London-based architectural office Wilkinson Eyre have delivered the focal point of Singapore’s Gardens by the Bay project, a key part of the government’s vision to transform the island state into a ‘City in a Garden’.
The Cooled Conservatory Complex, at the heart of a 101-hectare site that comprises three distinct waterfront gardens, consists of two large-scale glasshouses, which, covering 20,000 square metres, rank among the biggest climate-controlled structures in the world. Each environment has its own distinctive character – one features a dry climate (the “Flower Dome”), the other a cool, moist one (the “Cloud Forest”) – and examines the relation between climate change and horticulture.
The commission to design the Bay South garden was won in 2006 by a team led by Grant Associates and including Wilkinson Eyre Architects, Atelier One, Atelier Ten, Land Design and Davis Langdon and Seah.
Here’s more on the project from Wilkinson Eyre:
“The Flower Dome tells the story of plants and people in the Mediterranean climate zone, and how the plants cultivated in these regions will gradually become endangered as temperatures rise.
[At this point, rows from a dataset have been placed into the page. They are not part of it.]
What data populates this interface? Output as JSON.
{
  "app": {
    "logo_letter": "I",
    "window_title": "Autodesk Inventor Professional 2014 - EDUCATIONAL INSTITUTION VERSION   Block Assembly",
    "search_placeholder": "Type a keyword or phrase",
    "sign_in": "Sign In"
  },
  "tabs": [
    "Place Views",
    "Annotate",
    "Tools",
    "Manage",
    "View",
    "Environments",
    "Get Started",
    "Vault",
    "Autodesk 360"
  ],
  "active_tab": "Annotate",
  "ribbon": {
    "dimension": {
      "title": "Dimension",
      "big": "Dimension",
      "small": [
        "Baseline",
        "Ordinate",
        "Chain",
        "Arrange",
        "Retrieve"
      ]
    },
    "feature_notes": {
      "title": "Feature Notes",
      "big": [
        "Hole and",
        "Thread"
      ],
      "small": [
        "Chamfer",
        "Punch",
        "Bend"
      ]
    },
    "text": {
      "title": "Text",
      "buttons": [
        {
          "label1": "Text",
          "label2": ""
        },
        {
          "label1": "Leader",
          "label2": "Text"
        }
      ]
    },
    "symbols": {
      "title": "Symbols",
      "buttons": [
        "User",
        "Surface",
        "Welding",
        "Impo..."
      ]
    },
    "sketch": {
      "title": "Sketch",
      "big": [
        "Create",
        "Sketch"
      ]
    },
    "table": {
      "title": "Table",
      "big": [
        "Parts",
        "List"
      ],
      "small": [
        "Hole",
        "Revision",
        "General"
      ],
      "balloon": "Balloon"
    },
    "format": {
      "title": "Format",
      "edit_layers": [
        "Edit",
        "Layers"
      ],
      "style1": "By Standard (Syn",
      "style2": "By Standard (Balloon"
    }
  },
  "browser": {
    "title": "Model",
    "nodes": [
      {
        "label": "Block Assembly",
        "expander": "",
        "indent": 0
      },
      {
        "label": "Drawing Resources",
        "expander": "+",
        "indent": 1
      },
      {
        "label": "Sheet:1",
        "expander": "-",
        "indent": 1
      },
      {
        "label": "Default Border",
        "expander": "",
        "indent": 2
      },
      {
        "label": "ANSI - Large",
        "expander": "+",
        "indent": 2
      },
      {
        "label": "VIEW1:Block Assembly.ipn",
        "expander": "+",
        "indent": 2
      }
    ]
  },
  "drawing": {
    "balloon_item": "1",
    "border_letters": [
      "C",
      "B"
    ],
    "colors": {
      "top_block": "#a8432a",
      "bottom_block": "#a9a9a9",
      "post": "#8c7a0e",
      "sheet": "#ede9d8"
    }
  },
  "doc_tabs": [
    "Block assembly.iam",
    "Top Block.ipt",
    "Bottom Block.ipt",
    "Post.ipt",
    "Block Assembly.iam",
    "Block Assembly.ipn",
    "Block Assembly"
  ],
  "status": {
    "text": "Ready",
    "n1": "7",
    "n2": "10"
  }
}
It has a planted footprint of more than 10,100 sq m and aims to bring alive the experience of seasonal change for visitors more used to Singapore’s eternally tropical climate and lush green vegetation. From the lavender fields and olive groves of the Cultivated Worlds section to the baobab and pachypodium trees in the Strange Worlds area, the visitor is presented with a unique collection of plants. The landform of the conservatories draws inspiration from Mediterranean landscapes and evokes the language of dry, sun-baked hillsides punctuated with rocky terraces and stony outcrops, and the intimate bond between land, geology, vegetation and cultivation. At the centre of this permanent display is the Flower Field – a vast carpet of flowers in bloom which will change seasonally.
“The Cloud Forest highlights the relationship between plants and the planet, showing how the warming of the cool tropical cloud forests will threaten biodiversity. With a smaller footprint but greater height than Flower Dome, it has at its heart a planted ‘Mountain’ from which a 35m high waterfall drops. Visitors can experience the forest at different levels from a Cloud Walk, a Canopy Walk and the Forest Floor and Ravine Walks. Within the mountain, a series of exhibition spaces describe the impact of incremental temperature change and the sustainable technologies employed across the gardens, while at its foot is the Ravine – a series of darkened secret gardens surrounded in mist.”